The question comes from an article I read a while ago. It covers both sides. You can read it here.
It’s a striking way of putting it and addresses one of two potential pitfalls in disability.
The first pitfall is that we don’t let others help us. We become too proud and exist in a cocoon of self-reliance; we can set ourselves up as ‘us against the world’. That denies others the blessing of serving us and us of learning to receive.
But we can fall off the horse the other way too if we don’t consider how we can bless others. Romans 13:8 says: “Let no debt remain outstanding, except the continuing debt to love one another, for whoever loves others has fulfilled the law.” That is true for every believer who knows the way that Christ has served us.
That is the pitfall this article is addressing. Read it, weigh it, pray over it and ask for the mindset change we need from the Lord. Sometimes that will feel like a battle but it’s not beyond our gracious heavenly Father.
This article came to my attention recently. It’s called ‘Disability makes a church strong’ It’s a really really helpful and sensitive reminder. Those with disabilities and chronic illness can often wonder what we add to a church family and think our part is on the edges. Surely the strong and fit are those who play the main part, right?
Well, God says in His word:
“On the contrary, those parts of the body that seem to be weaker are indispensable” 1 Corinthians 12:22.
I know from knee operations years ago that the cruciate ligament is, well, crucial. It might look less glitzy than gorgeous hair or dazzling eyes or toned biceps. But without the ligament, it’s hard to get around. Overlooked but indispensable.
So apparently those churches without the visibly weak – the struck down, the depressed, the disabled – are actually deficient. So, in just being part of a church family, we are already being used. More than we can imagine.
I came across this 10 minute talk a few years ago but have come back to it recently.
Disability and the world around us can tell us lies; God always tells us truth. Here is a wonderful Christian sister, Krista Horning, teaching herself and us God’s truth to conquer the lies.
You can read a striking article here by Katherine Wolf about her experience of a stroke and her reflections, as a former beauty queen, on the beauty of brokenness.
I think she’s putting her finger on something that’s worth exploring. All humans experience brokenness as we live in this sin-broken world but we try to keep it hidden ‘backstage’ in our lives. The ‘front stage’ we present often looks pretty together.

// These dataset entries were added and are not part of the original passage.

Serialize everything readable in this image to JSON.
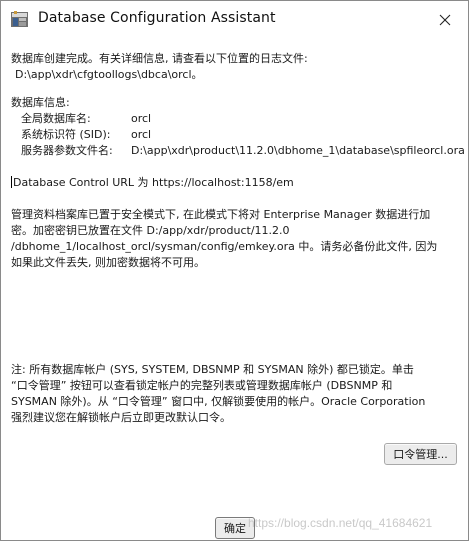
{
  "window": {
    "title": "Database Configuration Assistant",
    "app_icon": "dbca-app-icon",
    "close_icon": "close-icon"
  },
  "messages": {
    "created_line1": "数据库创建完成。有关详细信息, 请查看以下位置的日志文件:",
    "created_line2": "D:\\app\\xdr\\cfgtoollogs\\dbca\\orcl。",
    "db_info_heading": "数据库信息:",
    "db_info": [
      {
        "key": "全局数据库名:",
        "value": "orcl"
      },
      {
        "key": "系统标识符 (SID):",
        "value": "orcl"
      },
      {
        "key": "服务器参数文件名:",
        "value": "D:\\app\\xdr\\product\\11.2.0\\dbhome_1\\database\\spfileorcl.ora"
      }
    ],
    "control_url": "Database Control URL 为 https://localhost:1158/em",
    "repo_line1": "管理资料档案库已置于安全模式下, 在此模式下将对 Enterprise Manager 数据进行加",
    "repo_line2": "密。加密密钥已放置在文件 D:/app/xdr/product/11.2.0",
    "repo_line3": "/dbhome_1/localhost_orcl/sysman/config/emkey.ora 中。请务必备份此文件, 因为",
    "repo_line4": "如果此文件丢失, 则加密数据将不可用。",
    "note_line1": "注: 所有数据库帐户 (SYS, SYSTEM, DBSNMP 和 SYSMAN 除外) 都已锁定。单击",
    "note_line2": "“口令管理” 按钮可以查看锁定帐户的完整列表或管理数据库帐户 (DBSNMP 和",
    "note_line3": "SYSMAN 除外)。从 “口令管理” 窗口中, 仅解锁要使用的帐户。Oracle Corporation",
    "note_line4": "强烈建议您在解锁帐户后立即更改默认口令。"
  },
  "buttons": {
    "password_management": "口令管理...",
    "ok": "确定"
  },
  "watermark": "https://blog.csdn.net/qq_41684621"
}
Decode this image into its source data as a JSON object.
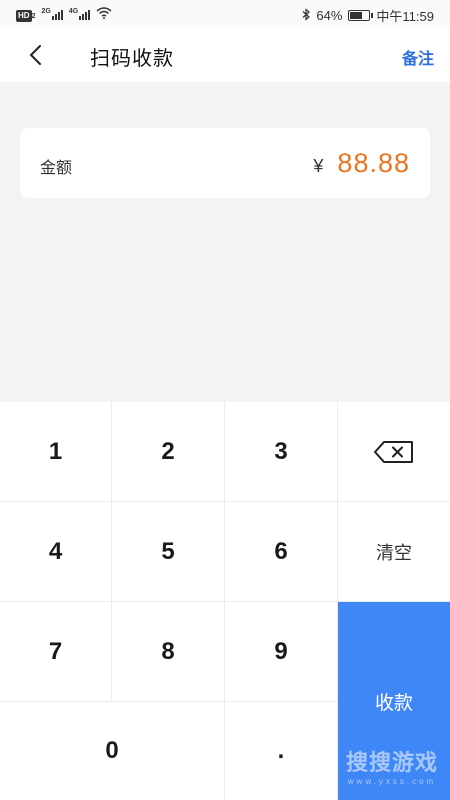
{
  "status_bar": {
    "hd": "HD",
    "hd_sub": "2",
    "net1": "2G",
    "net2": "4G",
    "battery": "64%",
    "battery_level": 0.64,
    "time": "中午11:59"
  },
  "header": {
    "title": "扫码收款",
    "note_label": "备注"
  },
  "amount": {
    "label": "金额",
    "currency": "¥",
    "value": "88.88",
    "value_color": "#ee7421"
  },
  "keypad": {
    "k1": "1",
    "k2": "2",
    "k3": "3",
    "k4": "4",
    "k5": "5",
    "k6": "6",
    "k7": "7",
    "k8": "8",
    "k9": "9",
    "k0": "0",
    "dot": ".",
    "backspace_icon": "backspace-icon",
    "clear_label": "清空",
    "submit_label": "收款",
    "submit_color": "#3f86f6"
  },
  "watermark": {
    "title": "搜搜游戏",
    "url": "www.yxss.com"
  }
}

Disability changes that. Suddenly we find that the front stage of our lives is visibly broken. We live with a public brokenness that others relate to us through.
Of course, that is harder in many ways.
Nonetheless, Katherine Wolf is saying there’s a strange freedom in that; we don’t have to pretend anymore. The front-stage brokenness and the back-stage brokenness can now be joined up and lived as a bit more of an integrated whole.
Not what we might have chosen, but it opens up the possibility of a strange freedom all the same.
Maybe we can be a blessing to others through this.
I found this article so helpful recently. We’re often told that we should ‘move on’ but a deep loss will always live with us and it’s somehow healing to be able to revisit the memories from time to time.